■ **What is required**
Copy out each line of the listing below that contains the word "true".

--

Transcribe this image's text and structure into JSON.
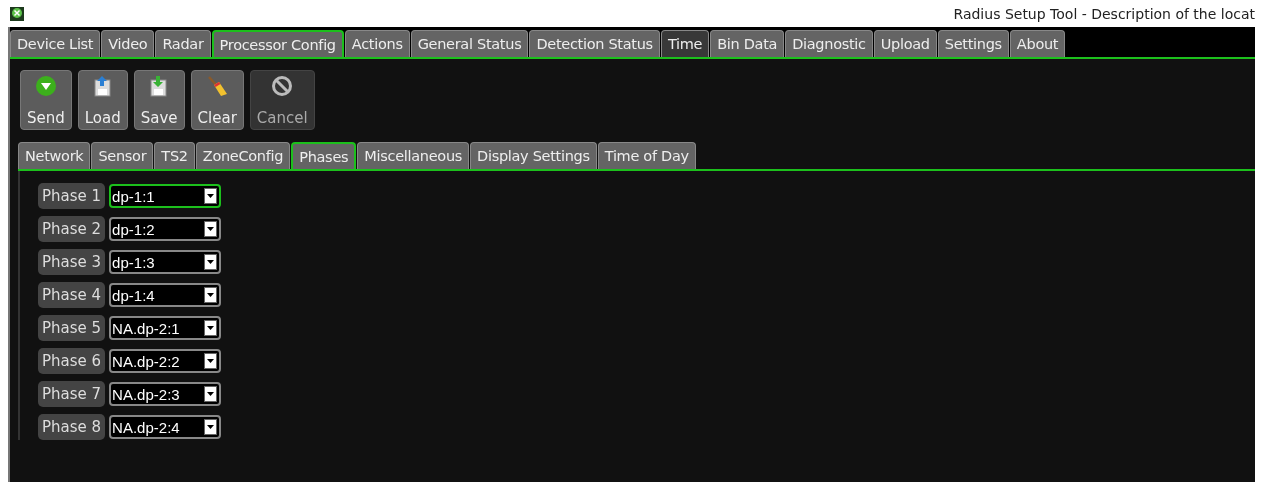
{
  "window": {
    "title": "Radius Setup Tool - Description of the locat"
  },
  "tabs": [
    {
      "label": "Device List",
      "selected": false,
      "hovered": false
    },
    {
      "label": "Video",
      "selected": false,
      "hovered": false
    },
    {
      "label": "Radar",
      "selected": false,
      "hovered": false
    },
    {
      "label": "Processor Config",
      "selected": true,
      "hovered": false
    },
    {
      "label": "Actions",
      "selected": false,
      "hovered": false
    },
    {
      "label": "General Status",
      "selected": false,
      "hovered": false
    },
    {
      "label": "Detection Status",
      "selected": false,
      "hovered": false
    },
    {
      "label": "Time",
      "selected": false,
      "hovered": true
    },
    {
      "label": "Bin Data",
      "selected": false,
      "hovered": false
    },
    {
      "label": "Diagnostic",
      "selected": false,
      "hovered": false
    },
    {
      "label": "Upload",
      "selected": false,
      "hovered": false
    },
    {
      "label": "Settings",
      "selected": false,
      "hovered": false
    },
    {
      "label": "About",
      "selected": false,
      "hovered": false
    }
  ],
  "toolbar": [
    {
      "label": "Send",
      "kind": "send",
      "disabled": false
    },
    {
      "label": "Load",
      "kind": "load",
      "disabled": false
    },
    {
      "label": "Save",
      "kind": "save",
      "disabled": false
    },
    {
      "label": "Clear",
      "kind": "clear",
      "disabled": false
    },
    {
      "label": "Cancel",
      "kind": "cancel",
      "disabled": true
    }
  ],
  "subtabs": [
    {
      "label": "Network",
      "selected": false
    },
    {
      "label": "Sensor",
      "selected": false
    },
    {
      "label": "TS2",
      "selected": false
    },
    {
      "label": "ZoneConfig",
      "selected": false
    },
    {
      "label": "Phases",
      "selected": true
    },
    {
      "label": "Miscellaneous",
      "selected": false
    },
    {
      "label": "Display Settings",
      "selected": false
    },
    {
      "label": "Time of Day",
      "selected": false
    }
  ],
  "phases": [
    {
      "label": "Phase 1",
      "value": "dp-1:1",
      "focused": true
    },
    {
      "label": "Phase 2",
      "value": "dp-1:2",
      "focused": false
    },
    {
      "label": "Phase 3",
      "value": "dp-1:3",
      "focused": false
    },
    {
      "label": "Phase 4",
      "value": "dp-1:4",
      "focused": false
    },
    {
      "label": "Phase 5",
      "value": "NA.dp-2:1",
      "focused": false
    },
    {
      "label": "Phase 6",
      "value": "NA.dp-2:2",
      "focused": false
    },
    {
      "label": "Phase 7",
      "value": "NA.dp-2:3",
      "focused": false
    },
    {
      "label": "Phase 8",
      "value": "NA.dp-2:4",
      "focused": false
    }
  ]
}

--

■ **Solved problem**
      "selected": true,
      "hovered": true
      "disabled": true
      "selected": true
      "focused": true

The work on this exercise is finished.